Is this threadless headset using an expansion plug? How do I get the stem off?
I loosened and loosened the bolt on the adjusting cap on this threadless stem as far as it would go, expecting the bolt to eventually come out and reveal a star fangled nut underneath, but it just stayed there, and a cone fell out of the bottom of the headtube. The bolt spins completely freely, but the adjusting cap doesn't want to come out. Here is a photo of my stem:
You can see the space under the blue adjusting cap -- when I look in there, I can see there's a spring under the cap (when I push the cap or the bolt down, I feel the spring resist), and in the foreground, you can see the cone that fell out of the bottom. I'm assuming that what I've got here is an expansion plug system. I think it's the LOOK-style expander plug mentioned in this thread: http://www.bikeforums.net/showthread...-expander-bolt
Note that they point out the visible spring, which I've definitely got. The Park instructions only talk about the two-bolt, springless type:
With the two-bolt type, the top cap should come off, revealing a hollow bolt underneath which I need to loosen. I think I understand that the LOOK style has only one bolt which goes through the adjusting cap, top cone, and bottom cone.
How do I get this stem off? Is it loosened all the way now, and I just need to use lube and strength to get it off? If so, where do I pry? I've tried prying directly underneath the blue top cap, with the stem bolts loosened, but the top cap didn't seem to budge, and I didn't want to force it too much. If this was a threaded stem, I'd flip the bike upside down and spray a ton of solvent into the headtube, then pull and twist on the stem like crazy. I could try that here, but am I prying in the right place? Should I shove a wooden dowel in the bottom of the headtube and tap it?
FYI, this is on a KHS Montana Descent with Rock Shox Mag 21 fork. The SN dates the frame to January, 1996, but the Deore XT RD and Alivio rapidfire brifters date to '99-'02.
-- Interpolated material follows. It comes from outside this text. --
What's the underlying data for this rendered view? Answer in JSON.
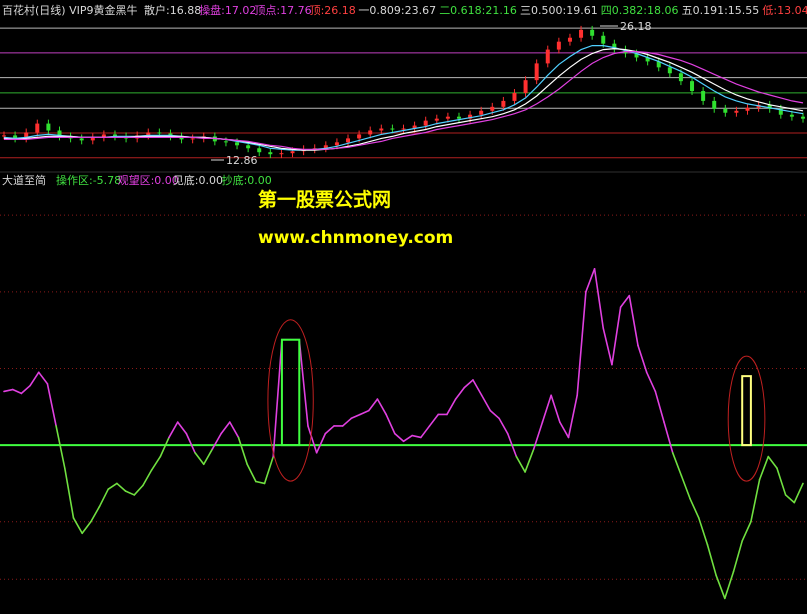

I've only ever worked with star-fangled nut threadless and traditional threaded, so this is a new one for me. Any help or insight into this thing is greatly appreciated!
Last edited by pocky; 07-28-11 at 01:42 PM.
Sounds like you have somthing 'like' a FSA Connex expansion bolt, which probably is now stuck with it's own suction. Thinking that all you will probably need is to lever the top cap up, but this may be damaged in the process; the dowl idea is good too.
When you get it out, would go back to the Star nut, as apart from carbon steerers, these are more reliable then expander bolts, I used a Connex BITD with a Mag 21 Sl Ti, and it was soon replaced with a Star nut.
Thanks for the advice, Jim. Are people really expected to have to remove the entire expansion plug on these things just to swap a stem? I suppose if prying the crap out of the top cap damages it, I don't care too much because I'll presumably want to replace it with a star nut anyway, like you said. I'll douse it in penetrating oil and/or WD-40 and/or boiling water to hopefully make the prying/tapping easier.
The Expansion plug 'should' just slide out when the pressure is release from it, in your case, it appears to have stuck / is corroded in place. The problem I had with them BITD was they always loosend up really quick, just the opposite of the issue you are having.
OK, so I pried some more and managed to get the adjustment cap off, but not in the way we both expected:
The hex-shaped stretch in the sheet metal is from the hex nut that was on the top cap bolt, stuck there but turning freely under that hole when I was trying to just unscrew the bolt. By prying, I stretched the hole to accommodate the hex bolt coming out the top.
I tried tapping the plug out, but it was still stuck. Rather than trying more, I figured that now that I can swap stems, I don't really care to get the plug out and replace it with a star nut, though, so this is just fine.
I don't believe the hole being small enough to *not* allow the bolt to come out with the hex nut serves any real mechanical purpose -- it was just small to make sure everything (including the cone at the bottom of the plug) stays together when you loosen everything enough to pull the (non-seized) expansion plug out. I don't really believe the hex bolt serves any mechanical purpose either -- it too is just there to keep the assembly together when you pull the whole plug out.
By making the hole big enough to take the bolt out all the way and fully release the adjustment cap, I've done exactly what I wanted: created an easy way to swap stems. The only inconvenience is getting the bottom cone back in through the bottom of the steerer. For that, I stuck a sticky-side-out ball of duct tape at the top of a metal rod, lubed up the top of the cone, and stuck the sticky rod end on the bottom of the cone:
I put the new stem on and lined the cone up against the bottom of the plug while turning the bolt to get it threaded into the cone. Now I don't really have to ever get the plug assembly unstuck -- I can leave it in there stuck in there permanently and unthread the whole bolt to swap stems as long as I remember to use this trick to replace the bottom cone.
Anyone see any reason why this would ever be an issue? I could presumably even remove the hex nut altogether.
But for now, I put all the parts back in just as before -- I stuffed the bolt and nut back in the hole and folded down the thin metal edges of the hole again to make everything reasonably smooth before tightening down the cap to get the headset adjusted well again.